─── TASK INPUT
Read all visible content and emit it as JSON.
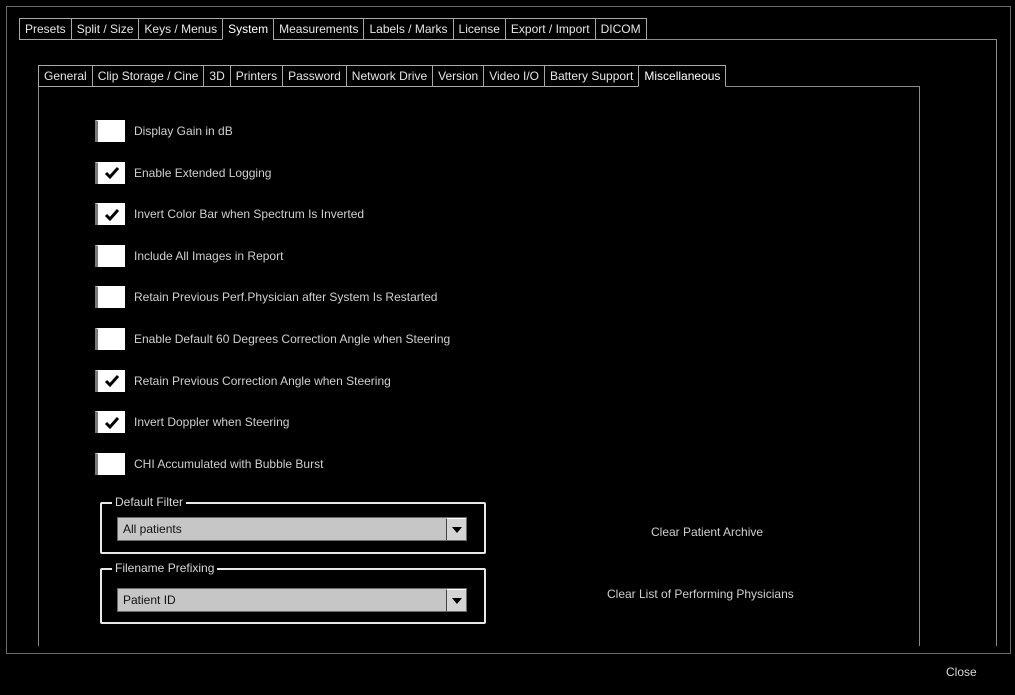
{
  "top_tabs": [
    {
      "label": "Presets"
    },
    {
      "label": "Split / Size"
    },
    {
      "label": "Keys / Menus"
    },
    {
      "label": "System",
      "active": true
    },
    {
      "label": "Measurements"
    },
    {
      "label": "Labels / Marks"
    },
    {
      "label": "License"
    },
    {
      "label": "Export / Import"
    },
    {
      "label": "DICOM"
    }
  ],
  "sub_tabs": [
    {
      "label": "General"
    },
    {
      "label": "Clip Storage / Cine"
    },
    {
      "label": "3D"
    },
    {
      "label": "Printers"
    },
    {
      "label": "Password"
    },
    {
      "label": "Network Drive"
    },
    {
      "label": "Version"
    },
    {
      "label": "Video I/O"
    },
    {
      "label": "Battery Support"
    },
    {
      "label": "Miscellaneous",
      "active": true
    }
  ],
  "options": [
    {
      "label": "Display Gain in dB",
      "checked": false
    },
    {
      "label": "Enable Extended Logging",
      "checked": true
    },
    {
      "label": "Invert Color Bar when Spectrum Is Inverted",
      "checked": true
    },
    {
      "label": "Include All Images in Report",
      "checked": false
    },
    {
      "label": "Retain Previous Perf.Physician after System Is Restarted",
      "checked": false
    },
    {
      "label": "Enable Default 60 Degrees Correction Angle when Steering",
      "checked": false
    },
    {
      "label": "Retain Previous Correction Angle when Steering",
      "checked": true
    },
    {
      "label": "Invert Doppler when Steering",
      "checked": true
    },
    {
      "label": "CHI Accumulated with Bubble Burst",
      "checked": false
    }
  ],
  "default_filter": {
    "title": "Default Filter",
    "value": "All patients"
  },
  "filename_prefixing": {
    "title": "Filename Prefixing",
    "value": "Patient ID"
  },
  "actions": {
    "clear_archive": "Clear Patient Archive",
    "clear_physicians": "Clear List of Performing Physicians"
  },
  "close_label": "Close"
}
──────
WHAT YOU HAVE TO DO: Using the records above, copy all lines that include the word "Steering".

TASK SOLUTION:
      "label": "Enable Default 60 Degrees Correction Angle when Steering",
      "label": "Retain Previous Correction Angle when Steering",
      "label": "Invert Doppler when Steering",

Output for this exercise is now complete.